::: Task inputs :::
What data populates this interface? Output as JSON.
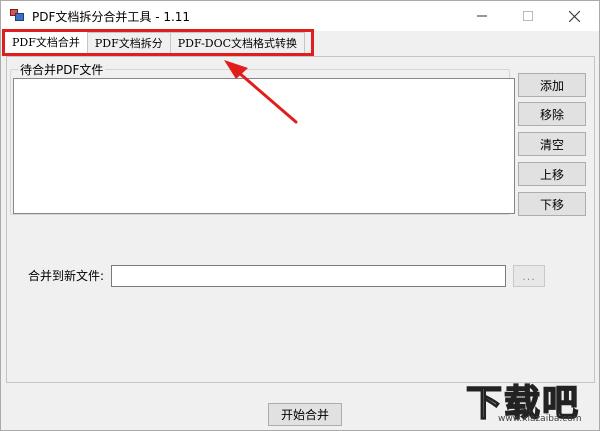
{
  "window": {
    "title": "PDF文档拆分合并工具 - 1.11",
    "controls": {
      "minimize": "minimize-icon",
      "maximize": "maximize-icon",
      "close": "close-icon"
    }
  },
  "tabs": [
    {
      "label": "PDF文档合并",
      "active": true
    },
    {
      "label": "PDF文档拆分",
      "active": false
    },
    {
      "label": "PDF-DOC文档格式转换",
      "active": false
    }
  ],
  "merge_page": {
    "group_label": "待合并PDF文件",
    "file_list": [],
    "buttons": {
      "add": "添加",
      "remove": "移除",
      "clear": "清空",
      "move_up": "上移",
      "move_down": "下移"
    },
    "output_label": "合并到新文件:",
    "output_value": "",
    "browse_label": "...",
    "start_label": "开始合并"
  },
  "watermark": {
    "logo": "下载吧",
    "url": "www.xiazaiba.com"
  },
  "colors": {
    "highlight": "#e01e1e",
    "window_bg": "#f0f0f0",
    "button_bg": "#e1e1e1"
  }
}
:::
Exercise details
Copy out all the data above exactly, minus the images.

Result of this task
What data populates this interface? Output as JSON.
{
  "window": {
    "title": "PDF文档拆分合并工具 - 1.11",
    "controls": {
      "minimize": "minimize-icon",
      "maximize": "maximize-icon",
      "close": "close-icon"
    }
  },
  "tabs": [
    {
      "label": "PDF文档合并",
      "active": true
    },
    {
      "label": "PDF文档拆分",
      "active": false
    },
    {
      "label": "PDF-DOC文档格式转换",
      "active": false
    }
  ],
  "merge_page": {
    "group_label": "待合并PDF文件",
    "file_list": [],
    "buttons": {
      "add": "添加",
      "remove": "移除",
      "clear": "清空",
      "move_up": "上移",
      "move_down": "下移"
    },
    "output_label": "合并到新文件:",
    "output_value": "",
    "browse_label": "...",
    "start_label": "开始合并"
  },
  "watermark": {
    "logo": "下载吧",
    "url": "www.xiazaiba.com"
  },
  "colors": {
    "highlight": "#e01e1e",
    "window_bg": "#f0f0f0",
    "button_bg": "#e1e1e1"
  }
}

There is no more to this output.